TASK BRIEF: Copy out each line of the listing below that contains the word "shown".

SOURCE DATA:
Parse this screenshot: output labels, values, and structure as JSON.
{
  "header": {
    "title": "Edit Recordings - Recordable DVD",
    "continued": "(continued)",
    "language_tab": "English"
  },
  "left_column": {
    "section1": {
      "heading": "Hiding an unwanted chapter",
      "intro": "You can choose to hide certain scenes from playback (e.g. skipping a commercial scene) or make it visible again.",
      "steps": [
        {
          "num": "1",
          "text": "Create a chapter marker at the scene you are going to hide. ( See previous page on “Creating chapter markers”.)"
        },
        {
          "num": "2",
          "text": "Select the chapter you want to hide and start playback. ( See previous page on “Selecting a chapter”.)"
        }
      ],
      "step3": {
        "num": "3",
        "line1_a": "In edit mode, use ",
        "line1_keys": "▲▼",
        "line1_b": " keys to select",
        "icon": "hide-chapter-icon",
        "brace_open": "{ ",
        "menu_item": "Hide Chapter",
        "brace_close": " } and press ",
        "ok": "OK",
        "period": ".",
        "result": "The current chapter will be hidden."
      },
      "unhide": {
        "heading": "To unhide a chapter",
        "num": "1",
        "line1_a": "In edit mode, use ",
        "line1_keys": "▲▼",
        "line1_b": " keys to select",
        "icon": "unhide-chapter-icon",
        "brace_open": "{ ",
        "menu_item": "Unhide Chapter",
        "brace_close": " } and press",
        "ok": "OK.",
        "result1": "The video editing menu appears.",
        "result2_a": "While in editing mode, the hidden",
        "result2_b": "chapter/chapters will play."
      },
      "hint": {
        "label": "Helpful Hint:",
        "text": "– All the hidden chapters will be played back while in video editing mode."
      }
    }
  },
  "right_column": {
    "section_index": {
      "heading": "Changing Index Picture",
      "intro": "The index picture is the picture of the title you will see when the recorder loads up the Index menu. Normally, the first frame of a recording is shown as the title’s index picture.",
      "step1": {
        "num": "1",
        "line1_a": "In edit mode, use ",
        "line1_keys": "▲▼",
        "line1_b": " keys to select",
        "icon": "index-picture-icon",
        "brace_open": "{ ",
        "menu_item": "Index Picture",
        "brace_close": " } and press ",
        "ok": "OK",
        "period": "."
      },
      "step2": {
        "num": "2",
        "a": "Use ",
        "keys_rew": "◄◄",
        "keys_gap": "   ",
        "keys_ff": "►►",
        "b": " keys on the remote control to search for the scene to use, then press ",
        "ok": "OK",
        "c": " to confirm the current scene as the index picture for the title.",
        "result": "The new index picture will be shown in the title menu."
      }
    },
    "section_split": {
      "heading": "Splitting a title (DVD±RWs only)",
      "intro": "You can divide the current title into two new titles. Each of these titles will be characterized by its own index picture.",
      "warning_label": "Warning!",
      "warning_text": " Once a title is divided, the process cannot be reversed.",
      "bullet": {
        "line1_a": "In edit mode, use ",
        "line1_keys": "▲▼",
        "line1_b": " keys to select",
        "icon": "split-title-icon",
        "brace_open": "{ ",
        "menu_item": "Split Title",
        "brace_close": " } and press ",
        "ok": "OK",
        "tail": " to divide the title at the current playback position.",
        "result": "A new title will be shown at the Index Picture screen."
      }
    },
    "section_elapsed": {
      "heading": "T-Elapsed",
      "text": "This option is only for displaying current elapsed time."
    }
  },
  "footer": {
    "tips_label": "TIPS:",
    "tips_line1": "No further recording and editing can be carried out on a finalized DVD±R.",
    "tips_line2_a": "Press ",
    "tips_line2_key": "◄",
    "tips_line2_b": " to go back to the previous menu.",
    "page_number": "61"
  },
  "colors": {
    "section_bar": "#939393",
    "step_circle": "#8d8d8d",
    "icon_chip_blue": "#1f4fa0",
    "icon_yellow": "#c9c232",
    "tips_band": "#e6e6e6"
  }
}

WRITTEN RESPONSE:
      "intro": "The index picture is the picture of the title you will see when the recorder loads up the Index menu. Normally, the first frame of a recording is shown as the title’s index picture.",
        "result": "The new index picture will be shown in the title menu."
        "result": "A new title will be shown at the Index Picture screen."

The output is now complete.